It's clear that Drew sees the writing on the wall as far as the NCAA tournament and the Horizon League is concerned. Green Bay dominated the regular season, knocked off a No. 1 seed in the non-conference and still was left on the outside looking in on Selection Sunday. One false step in March during the Horizon League tournament and an entire season goes down the drain. One false step in the AAC tournament landed Memphis in the 8/9 game instead of waiting for an NIT bid.
Nolan Richardson essentially put Tulsa basketball on the map in the 1980's, becoming first coach in NCAA history to record 50 wins in his first two victories. (Bryce Drew recorded 48 wins in his first two years) The Golden Hurricane had five NCAA tournament appearances from 1982-87 and five more from 1994-99. Tulsa reached the Elite Eight in 2000 and had two more tournament appearances until an 11-year drought that was finally snapped last season by Danny Manning.
Tulsa has been a springboard job for several coaches including Richardson (Arkansas), Tubby Smith (Kentucky) and Bill Self (Kansas). All three coaches went on to win national championships after leaving the Golden Hurricane.
Tulsa has long struggled to keep coaches. Doug Wojick lasted seven seasons with the Golden Hurricane before being fired following the 2011-12 season. Prior to Wojick, the longest-tenured Tulsa coach was Joe Swank (1960-68).
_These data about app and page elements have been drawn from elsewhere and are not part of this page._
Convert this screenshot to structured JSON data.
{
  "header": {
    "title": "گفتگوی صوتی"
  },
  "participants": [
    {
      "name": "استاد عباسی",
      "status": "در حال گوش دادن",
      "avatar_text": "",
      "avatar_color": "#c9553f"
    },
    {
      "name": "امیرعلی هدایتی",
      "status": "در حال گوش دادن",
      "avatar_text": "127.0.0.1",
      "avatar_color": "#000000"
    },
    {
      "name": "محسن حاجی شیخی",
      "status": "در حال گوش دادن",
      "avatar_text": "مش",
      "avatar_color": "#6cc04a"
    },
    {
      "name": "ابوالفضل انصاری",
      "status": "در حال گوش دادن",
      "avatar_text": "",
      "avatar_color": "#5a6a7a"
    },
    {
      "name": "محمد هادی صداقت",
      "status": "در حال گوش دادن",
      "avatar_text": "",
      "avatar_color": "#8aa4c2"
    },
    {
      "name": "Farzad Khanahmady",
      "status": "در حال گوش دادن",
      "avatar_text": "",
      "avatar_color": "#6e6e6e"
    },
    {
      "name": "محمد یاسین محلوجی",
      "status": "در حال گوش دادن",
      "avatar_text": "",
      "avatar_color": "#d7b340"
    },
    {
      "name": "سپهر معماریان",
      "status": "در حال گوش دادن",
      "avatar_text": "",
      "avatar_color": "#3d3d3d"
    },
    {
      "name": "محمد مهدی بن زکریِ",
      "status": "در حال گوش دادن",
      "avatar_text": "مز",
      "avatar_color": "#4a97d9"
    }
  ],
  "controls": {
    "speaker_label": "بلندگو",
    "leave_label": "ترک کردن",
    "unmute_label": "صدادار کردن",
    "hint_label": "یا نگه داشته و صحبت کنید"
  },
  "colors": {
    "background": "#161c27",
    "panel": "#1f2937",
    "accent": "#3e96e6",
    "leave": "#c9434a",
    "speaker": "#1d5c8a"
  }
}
So where does all this leave Drew? Bryce could easily travel the road of his father and plant a flag in Valparaiso. He apparently did that by signing a 10-year contract extension in December. I've not seen terms of the contract, but I've long thought the contract extension was given more to protect Valparaiso if Drew were to leave than anything else. I'd expect a sizable buyout coming Valparaiso's way if Drew were to leave as well as other concessions (such as non-conference home games against whatever school Drew heads to).
Bryce could also travel the road of his brother and wait for the right landing spot in a top-level conference. One can argue all day whether there was ever going to be another top program willing to give an unproven Scott Drew a shot after just one year as Valparaiso's head coach. Scott turned a terrible situation at Baylor into a golden opportunity and there should be no question that he's repeatedly earned his spurs in Waco.
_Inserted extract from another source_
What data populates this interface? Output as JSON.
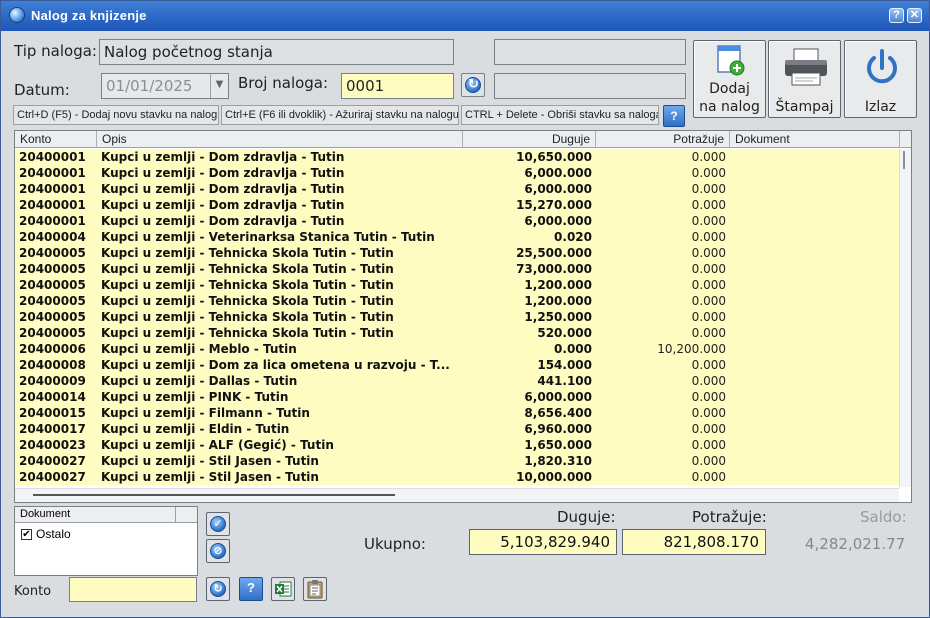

The third path that Bryce could find himself walking down would involve a move to a higher stepstool program than Valparaiso. Other than Brad Brownell (Wright State/Clemson), Bo Ryan (Milwaukee/Wisconsin) and Bruce Pearl (Milwaukee/Tennessee), there hasn't been a big run of Horizon League coaches moving to grander opportunities. Moving to Tulsa would be a strong move for the coming years, but would more importantly set Drew up for the next job switch which would likely come no more than four years down the line. Manning, Self, Richardson, Smith and Buzz Peterson (Tennessee) lasted an average of three seasons with the Golden Hurricane before moving to a high-major program.
So why do I think Drew stays in Valparaiso? Call it a gut feeling, nothing else. I guess I want to believe that Drew will finish what he started with Alec Peters, Lexus Williams and the rest of the baby Crusaders. Drew has said all the right things about wanting to stay in Valpo and now that he is about to become a father, I just don't see him leaving this season. The fear of course is that the Crusaders could suffer through another 18-16 season next year and suddenly Drew is just another coach two years removed from the NCAA tournament. If Drew feels like his exposure window is closing, the time to move is now. If Drew believes the Crusaders have the talent to make another NCAA tournament appearance, then coming back home seems like the right answer. I drank the Kool-Aid on this freshmen class a long time ago and I believe the Crusaders will be battling for NCAA appearances for at least the next three years.
Now it's time to see if Drew thinks the same.